April 24, 2014 (KHARTOUM) – The governor of Khartoum state Abdel-Rahman al-Khidir dismissed reports that he submitted his resignation following the discovery of a major corruption scandal involving his office staff.
- Governor of Khartoum state Abdulrahman Al-Khidir (Al-Ahdath newspaper)
The two employees at Khidir’s office allegedly forged his signature to transfer ownership of lands worth billions of dollars to bogus owners and sold it later for huge profit.
Sudanese authorities arrested 80 people so far in connection with this case.
Al-Khidir’s office said in a statement that the government on the federal and state level approved of measures he undertook to probe this incident and his decision to submit all relevant documents to judicial bodies for prosecution.
The uncovering of the corruption scandal of this magnitude has shocked observers and ordinary citizens alike and reinforced perception that the country faces a serious graft issue which the government refuses to recognise.
Early in 2012, Sudanese president Omer Hassan al-Bashir ordered the establishment of an anti-corruption commission to “monitor and follow what is being published in the media about corruption and to coordinate with the presidency of the Republic and other competent authorities in the ministry of justice and the national assembly in order to complete information on what is being raised about corruption on the state level”.
But after more than a year of seemingly zero activity, Bashir sacked the commission head and did not appoint a replacement dealing a major blow to demands by the public for more robust investigation of corruption.
A major economic government-sponsored forum held in Khartoum late last year called for establishing an anti-graft commission as one means of resolving the financial crisis faced by the country.

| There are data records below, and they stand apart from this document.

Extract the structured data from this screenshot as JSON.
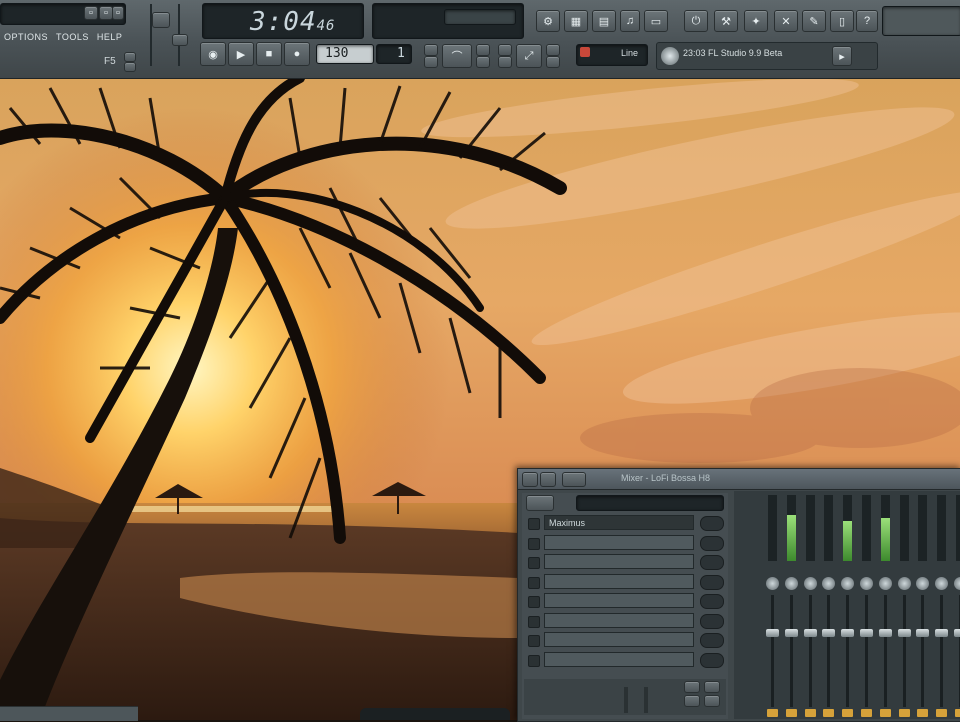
{
  "app": {
    "window_title": "23:03 FL Studio 9.9 Beta",
    "clock": {
      "main": "3:04",
      "sub": "46"
    },
    "menu": [
      "OPTIONS",
      "TOOLS",
      "HELP"
    ],
    "f5_label": "F5",
    "tempo": "130",
    "pattern": "1",
    "line_label": "Line"
  },
  "transport": [
    {
      "name": "record-button",
      "glyph": "●"
    },
    {
      "name": "play-button",
      "glyph": "▶"
    },
    {
      "name": "stop-button",
      "glyph": "■"
    },
    {
      "name": "loop-button",
      "glyph": "●"
    }
  ],
  "mixer": {
    "title": "Mixer - LoFi Bossa H8",
    "fx_slots": [
      "Maximus",
      "",
      "",
      "",
      "",
      "",
      "",
      ""
    ],
    "strip_levels": [
      0.0,
      0.7,
      0.0,
      0.0,
      0.6,
      0.0,
      0.65,
      0.0,
      0.0,
      0.0,
      0.0,
      0.0
    ],
    "fader_levels": [
      0.3,
      0.3,
      0.3,
      0.3,
      0.3,
      0.3,
      0.3,
      0.3,
      0.3,
      0.3,
      0.3,
      0.3
    ]
  },
  "colors": {
    "toolbar": "#4a5256",
    "clock_text": "#c9d6dc",
    "meter_green": "#9be07a",
    "strip_led": "#d6a23a"
  }
}
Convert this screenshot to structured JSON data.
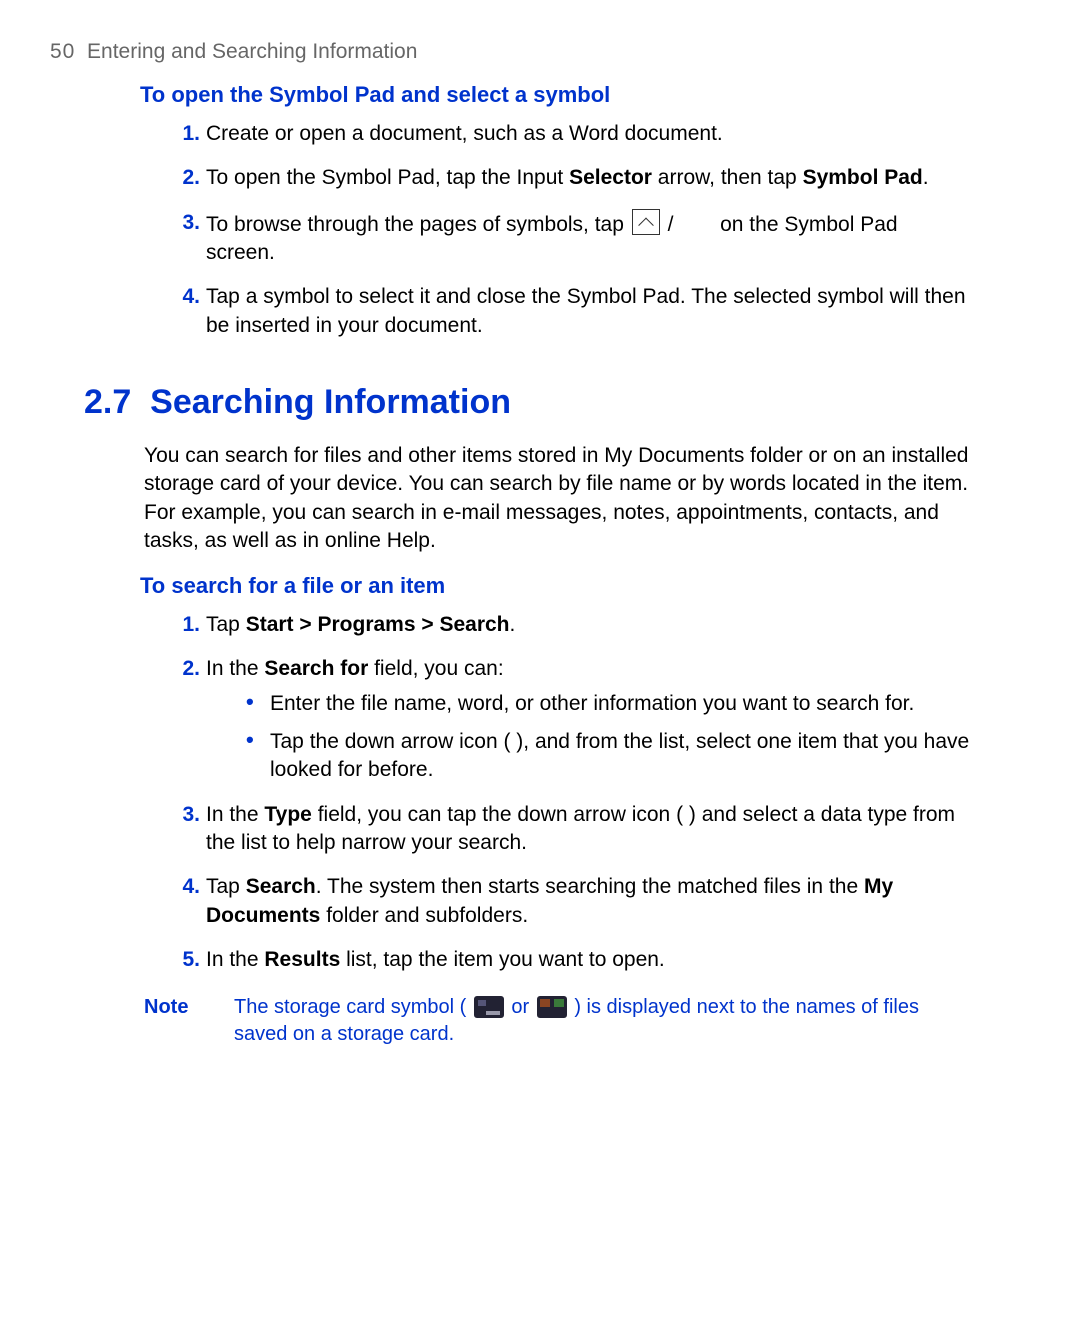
{
  "header": {
    "page_number": "50",
    "chapter": "Entering and Searching Information"
  },
  "sectionA": {
    "subhead": "To open the Symbol Pad and select a symbol",
    "steps": {
      "s1": {
        "num": "1.",
        "text": "Create or open a document, such as a Word document."
      },
      "s2": {
        "num": "2.",
        "pre": "To open the Symbol Pad, tap the Input ",
        "bold1": "Selector",
        "mid": " arrow, then tap ",
        "bold2": "Symbol Pad",
        "post": "."
      },
      "s3": {
        "num": "3.",
        "pre": "To browse through the pages of symbols, tap ",
        "slash": " / ",
        "post": " on the Symbol Pad screen."
      },
      "s4": {
        "num": "4.",
        "text": "Tap a symbol to select it and close the Symbol Pad. The selected symbol will then be inserted in your document."
      }
    }
  },
  "sectionB": {
    "heading_num": "2.7",
    "heading_title": "Searching Information",
    "intro": "You can search for files and other items stored in My Documents folder or on an installed storage card of your device. You can search by file name or by words located in the item. For example, you can search in e-mail messages, notes, appointments, contacts, and tasks, as well as in online Help.",
    "subhead": "To search for a file or an item",
    "steps": {
      "s1": {
        "num": "1.",
        "pre": "Tap ",
        "bold": "Start > Programs > Search",
        "post": "."
      },
      "s2": {
        "num": "2.",
        "pre": "In the ",
        "bold": "Search for",
        "post": " field, you can:",
        "bullets": {
          "b1": "Enter the file name, word, or other information you want to search for.",
          "b2": "Tap the down arrow icon (      ), and from the list, select one item that you have looked for before."
        }
      },
      "s3": {
        "num": "3.",
        "pre": "In the ",
        "bold": "Type",
        "post": " field, you can tap the down arrow icon (      ) and select a data type from the list to help narrow your search."
      },
      "s4": {
        "num": "4.",
        "pre": "Tap ",
        "bold1": "Search",
        "mid": ". The system then starts searching the matched files in the ",
        "bold2": "My Documents",
        "post": " folder and subfolders."
      },
      "s5": {
        "num": "5.",
        "pre": "In the ",
        "bold": "Results",
        "post": " list, tap the item you want to open."
      }
    },
    "note": {
      "label": "Note",
      "pre": "The storage card symbol ( ",
      "or": " or ",
      "post": " ) is displayed next to the names of files saved on a storage card."
    }
  }
}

The global Corruption Perceptions Index for 2013 published by Transparency International (TI) ranks Sudan at 174 out of 175 among the countries surveyed.